*Nov. Org., I., 68.
Tieck, in "Puss in Boots," (Phantasus,) 2, 247.
"Thou stand'st mysteriously revealed." Goethe's "Winter Journey to the Harz." (Harzreife im Winter.)
But when we have correctly learned and expressed these generic ideas, have we thus arrived at the actuality of their existence?-have we learned what is the essence of their being and life?
Haller, who all his long life unweariedly and honestly investigated nature, may answer:
"No spirit, however creative, can pierce the secrets of nature."

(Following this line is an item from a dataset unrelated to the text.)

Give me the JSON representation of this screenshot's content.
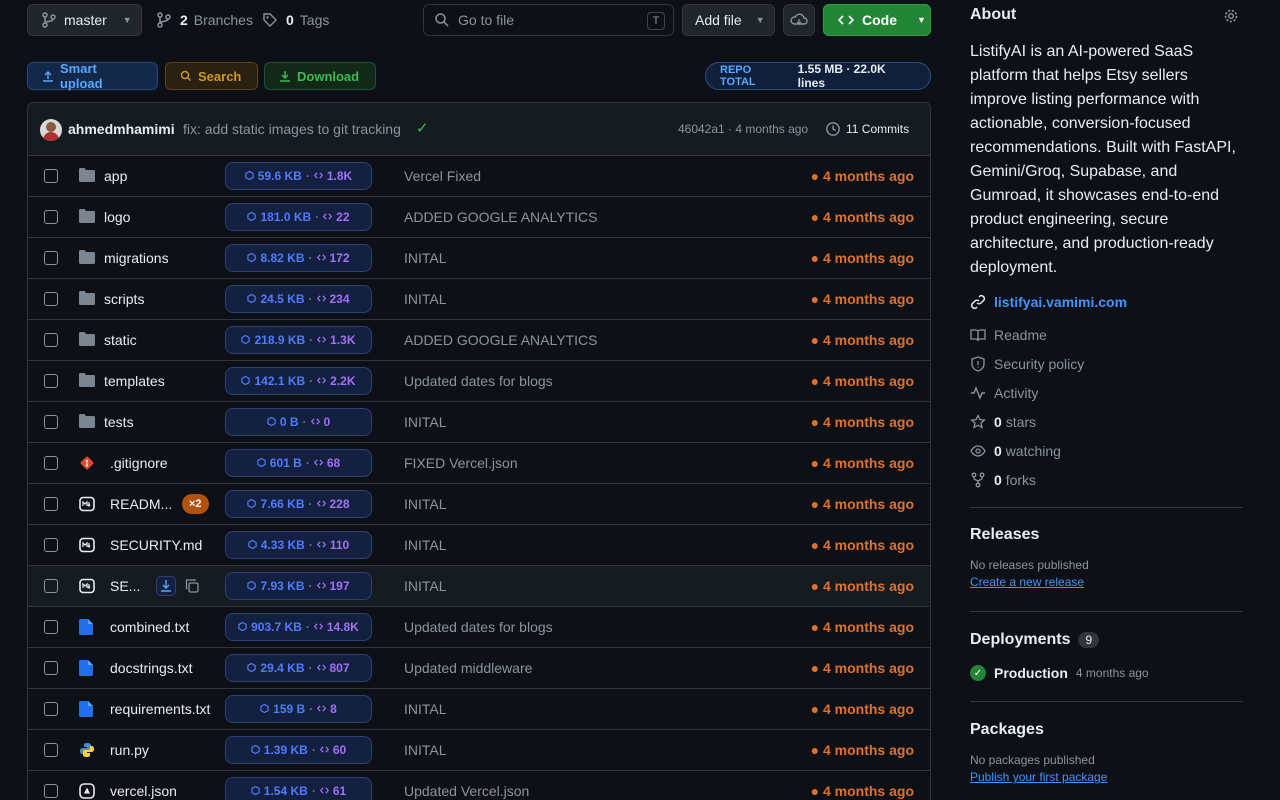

No created spirit he meant, of course; the Creator is to be excepted. And the great Bacon agrees with Haller: "It is falsely claimed that the senses of man are the measure of things; on the other hand, all the apprehensions, both of the senses and of the intellect, correspond to the essential nature of man, not to that of the universe. The human understanding is like an uneven mirror in reflecting objectsit mingles up its own nature with their nature, and confuses and colors them." And Newton's doctrine is the same, when he says, "We see only the forms and colors of bodies, hear only their sounds, feel only their outer surfaces, smell only their perfume, taste only their flavor; the essence of their being we can perceive by no sense and by no reflection."
Goethe at one time controverted Haller's assertion, but afterward agreed with it. He says, "The true, identical with the divine, will never permit itself to be directly perceived by us; we discern it only in reflections, examples, symbols; in single and related phenomena; we become aware of its existence as an incomprehensible life, and yet can not escape the desire of comprehending it."
Cuvier repeatedly admits that there are incomprehensible mysteries in his science. Thus he says, "The operation of external things upon the consciousness, the awakening of a perception, a conception, is a secret impenetrable to our reason." The great zoologist, who has surpassed all in investigating the laws of the animal creation, comes upon the question-what is life? and how does it exist? and he confesses that these important questions can not be answered; that life is a profound mystery.§
We often hear the confession, "How vast is that of which we are ignorant!" We readily admit that we know nothing of the interior of Africa, or of the lands near the poles; that probably many new plants, animals, and minerals may be discovered there, and the like;
Nov. Org., I., 41.
Principia, 3, 1. 675. (Le Seur's ed., 1760 ) "Their essence we can perceive by no sense, no reflection; and much less have we any idea of the essential substance of God." * Works, 51, 254.
$ Cuvier's "Animal Kingdom," translated by Voigt, vol. 1. 9, 10. "All the endeavors of physicists have been unable to inform us how life is organized; whether of itself, or from some external source" The existence of organized bodies is therefore the greatest secret of organic economy, and of all nature"